[Data items]

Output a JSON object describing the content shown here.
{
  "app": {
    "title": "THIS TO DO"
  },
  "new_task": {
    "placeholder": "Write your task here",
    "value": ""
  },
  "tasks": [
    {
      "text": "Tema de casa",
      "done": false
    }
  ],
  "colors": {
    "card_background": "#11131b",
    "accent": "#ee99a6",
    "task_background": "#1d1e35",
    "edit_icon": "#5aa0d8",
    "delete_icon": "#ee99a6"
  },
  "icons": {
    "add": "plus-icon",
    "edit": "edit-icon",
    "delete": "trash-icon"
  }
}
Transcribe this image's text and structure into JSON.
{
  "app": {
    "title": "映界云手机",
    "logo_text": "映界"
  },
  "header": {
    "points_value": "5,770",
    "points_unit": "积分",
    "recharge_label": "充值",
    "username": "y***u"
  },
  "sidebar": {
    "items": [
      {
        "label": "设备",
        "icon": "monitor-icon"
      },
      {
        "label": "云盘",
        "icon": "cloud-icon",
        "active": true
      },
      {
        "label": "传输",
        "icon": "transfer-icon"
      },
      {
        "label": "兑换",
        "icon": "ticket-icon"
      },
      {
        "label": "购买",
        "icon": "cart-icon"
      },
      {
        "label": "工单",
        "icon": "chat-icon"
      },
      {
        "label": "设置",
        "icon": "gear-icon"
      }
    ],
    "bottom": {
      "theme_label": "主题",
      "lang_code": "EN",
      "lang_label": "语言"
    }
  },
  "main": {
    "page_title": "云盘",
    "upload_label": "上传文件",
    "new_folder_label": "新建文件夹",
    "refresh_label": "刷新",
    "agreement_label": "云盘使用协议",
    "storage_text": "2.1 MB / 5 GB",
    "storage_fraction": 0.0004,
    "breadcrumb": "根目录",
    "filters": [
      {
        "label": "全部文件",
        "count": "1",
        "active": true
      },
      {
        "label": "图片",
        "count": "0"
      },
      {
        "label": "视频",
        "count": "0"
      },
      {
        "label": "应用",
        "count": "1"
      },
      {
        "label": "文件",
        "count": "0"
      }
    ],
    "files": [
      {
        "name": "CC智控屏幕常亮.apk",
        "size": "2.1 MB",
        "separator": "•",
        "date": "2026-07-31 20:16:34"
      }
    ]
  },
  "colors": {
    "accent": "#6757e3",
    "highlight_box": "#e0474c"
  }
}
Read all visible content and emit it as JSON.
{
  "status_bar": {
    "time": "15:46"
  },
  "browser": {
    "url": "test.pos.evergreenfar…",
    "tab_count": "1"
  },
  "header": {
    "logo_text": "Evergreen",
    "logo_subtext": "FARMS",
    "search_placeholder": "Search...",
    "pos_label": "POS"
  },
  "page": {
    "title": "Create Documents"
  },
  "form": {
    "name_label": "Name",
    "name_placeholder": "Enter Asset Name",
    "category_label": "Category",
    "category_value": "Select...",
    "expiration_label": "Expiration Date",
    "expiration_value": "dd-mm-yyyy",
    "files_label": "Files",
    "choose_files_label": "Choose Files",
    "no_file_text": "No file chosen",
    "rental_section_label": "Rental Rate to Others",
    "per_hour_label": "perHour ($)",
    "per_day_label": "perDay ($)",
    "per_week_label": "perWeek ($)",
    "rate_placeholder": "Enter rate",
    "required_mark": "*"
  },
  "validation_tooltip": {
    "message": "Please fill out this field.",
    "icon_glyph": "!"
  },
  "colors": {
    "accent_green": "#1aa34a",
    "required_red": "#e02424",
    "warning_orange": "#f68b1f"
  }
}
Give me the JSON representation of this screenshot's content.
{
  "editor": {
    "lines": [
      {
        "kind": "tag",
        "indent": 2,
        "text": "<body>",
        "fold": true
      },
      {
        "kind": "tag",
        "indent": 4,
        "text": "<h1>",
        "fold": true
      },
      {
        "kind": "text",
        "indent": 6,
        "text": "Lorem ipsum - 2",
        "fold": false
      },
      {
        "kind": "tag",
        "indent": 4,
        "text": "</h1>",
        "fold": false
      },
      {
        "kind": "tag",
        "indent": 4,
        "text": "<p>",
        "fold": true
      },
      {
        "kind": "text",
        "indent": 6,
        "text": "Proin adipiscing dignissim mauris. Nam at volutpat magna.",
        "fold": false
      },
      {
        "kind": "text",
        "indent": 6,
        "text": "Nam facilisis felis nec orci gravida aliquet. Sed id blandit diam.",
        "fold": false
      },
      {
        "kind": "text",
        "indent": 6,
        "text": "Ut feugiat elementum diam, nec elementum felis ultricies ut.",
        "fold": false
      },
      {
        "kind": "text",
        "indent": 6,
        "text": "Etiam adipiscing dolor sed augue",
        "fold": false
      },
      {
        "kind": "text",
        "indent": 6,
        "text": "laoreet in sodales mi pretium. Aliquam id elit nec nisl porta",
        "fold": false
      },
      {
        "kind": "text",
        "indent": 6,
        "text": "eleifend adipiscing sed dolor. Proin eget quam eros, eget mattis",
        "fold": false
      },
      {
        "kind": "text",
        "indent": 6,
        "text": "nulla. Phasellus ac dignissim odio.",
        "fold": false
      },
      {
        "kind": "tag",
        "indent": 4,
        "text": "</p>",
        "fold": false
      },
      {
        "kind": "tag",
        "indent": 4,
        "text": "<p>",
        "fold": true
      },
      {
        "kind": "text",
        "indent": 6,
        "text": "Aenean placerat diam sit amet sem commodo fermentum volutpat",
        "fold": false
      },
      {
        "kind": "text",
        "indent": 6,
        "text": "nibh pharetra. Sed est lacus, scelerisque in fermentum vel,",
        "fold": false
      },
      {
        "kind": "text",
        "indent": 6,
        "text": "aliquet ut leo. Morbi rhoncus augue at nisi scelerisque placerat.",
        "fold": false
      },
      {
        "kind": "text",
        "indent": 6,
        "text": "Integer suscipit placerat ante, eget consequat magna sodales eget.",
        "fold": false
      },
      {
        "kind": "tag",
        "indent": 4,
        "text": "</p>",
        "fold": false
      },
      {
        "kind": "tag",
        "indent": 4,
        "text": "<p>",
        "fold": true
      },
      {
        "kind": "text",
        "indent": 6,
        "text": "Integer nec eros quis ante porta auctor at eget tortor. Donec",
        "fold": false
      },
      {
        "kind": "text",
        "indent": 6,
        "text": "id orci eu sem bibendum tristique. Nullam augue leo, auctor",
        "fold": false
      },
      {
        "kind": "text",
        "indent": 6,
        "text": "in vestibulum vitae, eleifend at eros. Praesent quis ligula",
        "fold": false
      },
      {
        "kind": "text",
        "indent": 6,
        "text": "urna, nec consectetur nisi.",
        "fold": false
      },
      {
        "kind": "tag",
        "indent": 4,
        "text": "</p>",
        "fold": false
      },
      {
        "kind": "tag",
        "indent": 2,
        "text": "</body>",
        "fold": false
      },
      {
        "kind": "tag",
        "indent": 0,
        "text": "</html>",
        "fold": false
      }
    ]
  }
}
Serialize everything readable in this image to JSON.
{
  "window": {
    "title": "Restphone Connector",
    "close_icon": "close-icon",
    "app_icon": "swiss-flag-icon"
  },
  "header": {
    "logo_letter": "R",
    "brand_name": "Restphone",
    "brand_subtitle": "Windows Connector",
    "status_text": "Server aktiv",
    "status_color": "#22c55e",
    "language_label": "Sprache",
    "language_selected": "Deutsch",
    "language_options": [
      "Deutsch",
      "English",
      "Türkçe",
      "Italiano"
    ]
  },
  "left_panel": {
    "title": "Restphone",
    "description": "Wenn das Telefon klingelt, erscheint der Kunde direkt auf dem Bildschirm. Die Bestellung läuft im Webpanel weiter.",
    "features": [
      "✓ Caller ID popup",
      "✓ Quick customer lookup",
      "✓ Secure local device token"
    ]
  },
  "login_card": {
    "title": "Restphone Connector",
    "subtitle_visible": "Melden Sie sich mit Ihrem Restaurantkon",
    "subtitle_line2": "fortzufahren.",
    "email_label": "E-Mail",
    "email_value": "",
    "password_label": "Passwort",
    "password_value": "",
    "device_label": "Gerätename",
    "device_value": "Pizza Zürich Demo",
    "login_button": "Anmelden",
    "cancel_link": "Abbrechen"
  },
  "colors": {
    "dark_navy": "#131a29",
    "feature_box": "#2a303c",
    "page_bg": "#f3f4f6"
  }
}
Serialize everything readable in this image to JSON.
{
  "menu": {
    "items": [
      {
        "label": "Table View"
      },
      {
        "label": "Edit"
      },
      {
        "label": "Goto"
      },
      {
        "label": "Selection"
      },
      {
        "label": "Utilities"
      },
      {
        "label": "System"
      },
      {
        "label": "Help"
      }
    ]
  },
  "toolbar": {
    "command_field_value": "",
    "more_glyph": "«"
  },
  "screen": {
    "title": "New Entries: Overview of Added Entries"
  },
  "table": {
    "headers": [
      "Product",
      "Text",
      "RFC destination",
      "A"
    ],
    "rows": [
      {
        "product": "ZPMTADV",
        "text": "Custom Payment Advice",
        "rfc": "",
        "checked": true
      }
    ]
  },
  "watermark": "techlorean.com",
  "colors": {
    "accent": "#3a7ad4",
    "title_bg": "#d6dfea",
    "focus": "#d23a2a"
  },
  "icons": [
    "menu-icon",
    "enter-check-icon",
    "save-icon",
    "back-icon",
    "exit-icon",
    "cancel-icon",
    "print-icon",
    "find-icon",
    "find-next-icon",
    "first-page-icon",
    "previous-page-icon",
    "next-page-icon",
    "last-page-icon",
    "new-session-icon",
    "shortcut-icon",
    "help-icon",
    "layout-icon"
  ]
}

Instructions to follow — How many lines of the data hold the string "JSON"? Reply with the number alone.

Solution below — 6